  Furthermore, offshore oil and gas exploration presents more challenges than onshore exploration. Onshore refinery construction projects must consider ground strength and wind loads, whereas at sea, other factors such as currents and ocean waves must be considered. Refining necessitates the use of more complex human resources and expertise Offshore exploration also has higher operational costs than onshore exploration. The selection of structural materials for offshore projects cannot be left to chance. Consideration must be given to marine environmental factors such as corrosion and biota growth failure. An offshore rig has the advantage of being mobile because it extracts oil and gas from previous locations using floating platforms such as FPSOs and TLPs.

  Drilling rigs, associated equipment such as casing and tubing, large amounts of water, and drilling muds are used in the development of hydrocarbon reservoirs. Oil and gas are either naturally pushed to the surface (if the reservoir has enough pressure) or artificially pushed to the surface (using a pump or other mechanism). The surface is the barrier that separates oil, gas, and water.
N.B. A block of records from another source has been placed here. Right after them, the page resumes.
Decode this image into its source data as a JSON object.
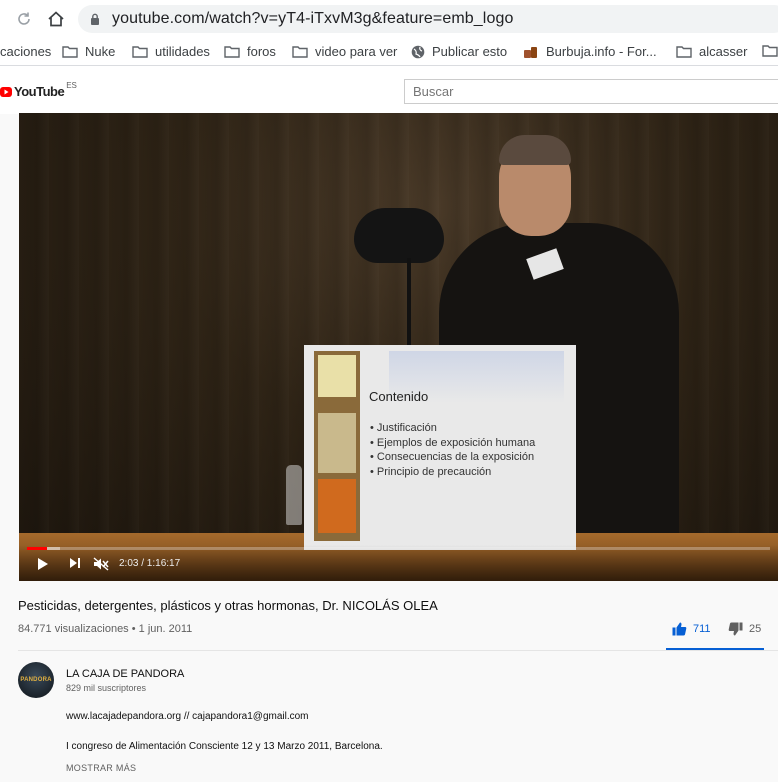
{
  "browser": {
    "url": "youtube.com/watch?v=yT4-iTxvM3g&feature=emb_logo"
  },
  "bookmarks": [
    {
      "label": "caciones",
      "icon": "none"
    },
    {
      "label": "Nuke",
      "icon": "folder-icon"
    },
    {
      "label": "utilidades",
      "icon": "folder-icon"
    },
    {
      "label": "foros",
      "icon": "folder-icon"
    },
    {
      "label": "video para ver",
      "icon": "folder-icon"
    },
    {
      "label": "Publicar esto",
      "icon": "globe-icon"
    },
    {
      "label": "Burbuja.info - For...",
      "icon": "burbuja-icon"
    },
    {
      "label": "alcasser",
      "icon": "folder-icon"
    }
  ],
  "header": {
    "logo_text": "YouTube",
    "region": "ES",
    "search_placeholder": "Buscar"
  },
  "player": {
    "time": "2:03 / 1:16:17",
    "progress_fraction": 0.027,
    "buffer_fraction": 0.045,
    "slide": {
      "title": "Contenido",
      "items": [
        "• Justificación",
        "• Ejemplos de exposición humana",
        "• Consecuencias de la exposición",
        "• Principio de precaución"
      ]
    },
    "accent": "#ff0000"
  },
  "video": {
    "title": "Pesticidas, detergentes, plásticos y otras hormonas, Dr. NICOLÁS OLEA",
    "meta": "84.771 visualizaciones • 1 jun. 2011",
    "likes": "711",
    "dislikes": "25"
  },
  "channel": {
    "name": "LA CAJA DE PANDORA",
    "subscribers": "829 mil suscriptores",
    "avatar_text": "PANDORA"
  },
  "description": {
    "line1": "www.lacajadepandora.org // cajapandora1@gmail.com",
    "line2": "I congreso de Alimentación Consciente 12 y 13 Marzo 2011, Barcelona.",
    "show_more": "MOSTRAR MÁS"
  },
  "colors": {
    "link_blue": "#065fd4",
    "yt_red": "#ff0000"
  }
}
Sour crude oil is crude oil containing more than 30 mg/m3 hydrogen sulfide. The crude oil may require additional processing, such as gas removal. The crude oil produced is piped or shipped to refineries.

 The vast majority of natural gas is methane, with only trace amounts of other hydrocarbons. Gas well condensate may need to be processed. Common separation methods include pressure reduction, gravity separation, and emulsion “breaking.” The gas produced can be used as a fuel or as a feedstock in the production of petrochemicals. Mercaptans and hydrogen sulfide may also be present. Amine scrubbing is a method of sweetening sour gas.
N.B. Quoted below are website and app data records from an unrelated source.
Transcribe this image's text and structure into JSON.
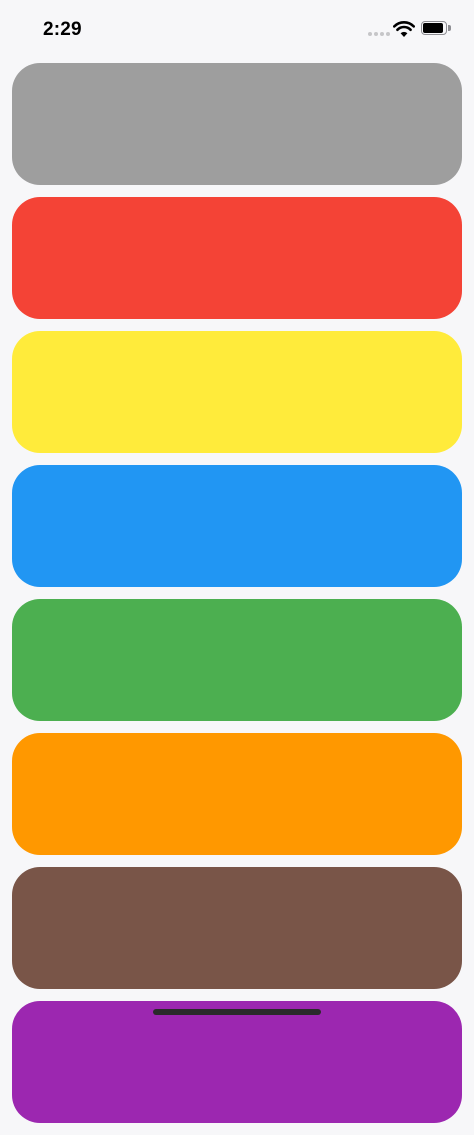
{
  "status_bar": {
    "time": "2:29",
    "icons": [
      "signal-icon",
      "wifi-icon",
      "battery-icon"
    ]
  },
  "cards": [
    {
      "color": "#9e9e9e"
    },
    {
      "color": "#f44336"
    },
    {
      "color": "#ffeb3b"
    },
    {
      "color": "#2196f3"
    },
    {
      "color": "#4caf50"
    },
    {
      "color": "#ff9800"
    },
    {
      "color": "#795548"
    },
    {
      "color": "#9c27b0"
    }
  ]
}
   Drilling waste fluids, drilling waste solids, produced water, and volatile organic compounds are all produced during onshore oil and gas production. Drilling waste muds are classified into several types. Oil invert mud systems may contain up to 50% diesel oil. Drilling wastes may include, in addition to drilling muds (bentonite), additives (polymers, oxygen scavengers, biocides, and surfactants), lubricants, diesel oil, emulsifying agents, and other drilling-related wastes. Drill cuttings, flocculated bentonite, weighting materials, and other additives are all found in drilling waste solids. Used oils, cementing chemicals, and organic compounds are among the drilling wastes During crude oil field processing, heavy hydrocarbon residues and polynuclear aromatic hydrocarbons (PAH) are created (PAHs). There is also contaminated dirt, used oil, and discarded solvents

The majority of wastewaters include suspended particles. A biocide or hydrogen sulfide scavenger (such as sodium hypochlorite) is frequently employed before reinjecting or disposing of sour water. Pigging operations clean crude pipelines on a regular basis, resulting in spills and heavy metal sludge buildup. Backfill is a non-toxic solid waste product.
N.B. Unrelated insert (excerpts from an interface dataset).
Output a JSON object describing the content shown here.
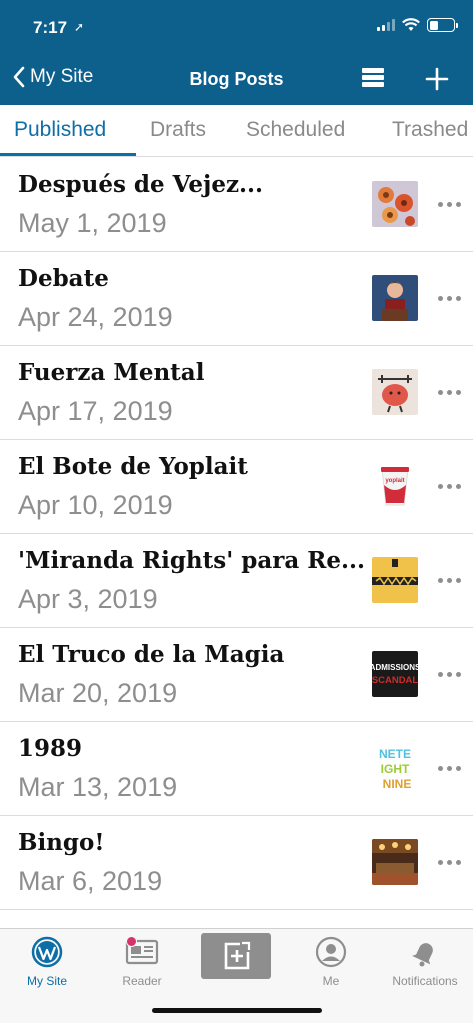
{
  "status_bar": {
    "time": "7:17"
  },
  "nav": {
    "back_label": "My Site",
    "title": "Blog Posts"
  },
  "tabs": [
    {
      "label": "Published"
    },
    {
      "label": "Drafts"
    },
    {
      "label": "Scheduled"
    },
    {
      "label": "Trashed"
    }
  ],
  "posts": [
    {
      "title": "Después de Vejez...",
      "date": "May 1, 2019"
    },
    {
      "title": "Debate",
      "date": "Apr 24, 2019"
    },
    {
      "title": "Fuerza Mental",
      "date": "Apr 17, 2019"
    },
    {
      "title": "El Bote de Yoplait",
      "date": "Apr 10, 2019"
    },
    {
      "title": "'Miranda Rights' para Re...",
      "date": "Apr 3, 2019"
    },
    {
      "title": "El Truco de la Magia",
      "date": "Mar 20, 2019"
    },
    {
      "title": "1989",
      "date": "Mar 13, 2019"
    },
    {
      "title": "Bingo!",
      "date": "Mar 6, 2019"
    }
  ],
  "thumbnails": {
    "post6_line1": "ADMISSIONS",
    "post6_line2": "SCANDAL",
    "post7_line1": "NETE",
    "post7_line2": "IGHT",
    "post7_line3": "NINE",
    "post4_brand": "yoplait"
  },
  "tabbar": {
    "items": [
      {
        "label": "My Site",
        "icon": "wordpress-icon"
      },
      {
        "label": "Reader",
        "icon": "reader-icon"
      },
      {
        "label": "",
        "icon": "new-post-icon"
      },
      {
        "label": "Me",
        "icon": "user-icon"
      },
      {
        "label": "Notifications",
        "icon": "bell-icon"
      }
    ]
  },
  "colors": {
    "brand": "#0d5f8c",
    "accent": "#0d6fa6",
    "muted": "#8e8e8e",
    "badge": "#d6336c"
  }
}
Onshore oil and gas, as well as geothermal energy

  • Drilling underground deposits is required for onshore oil and geothermal energy extraction. Prospecting refers to the systematic search for oil, gas, and geothermal deposits. Onshore oil and gas extraction is simpler and less expensive than offshore extraction. Seismic reflection is a technique used in the exploration of oil, gas, and geothermal deposits. In Germany, mature onshore fields with a large maximum extraction volume and a long extraction phase are frequently used for crude oil extraction.

Conventional Oil Extraction onshore

  • There are three levels of difficulty in conventional extraction: primary, secondary, and tertiary.

Unconventional Oil Extraction onshore

  • As conventional oil reserves dwindle, crude oil is being extracted from unconventional deposits such as oil sands or oil shale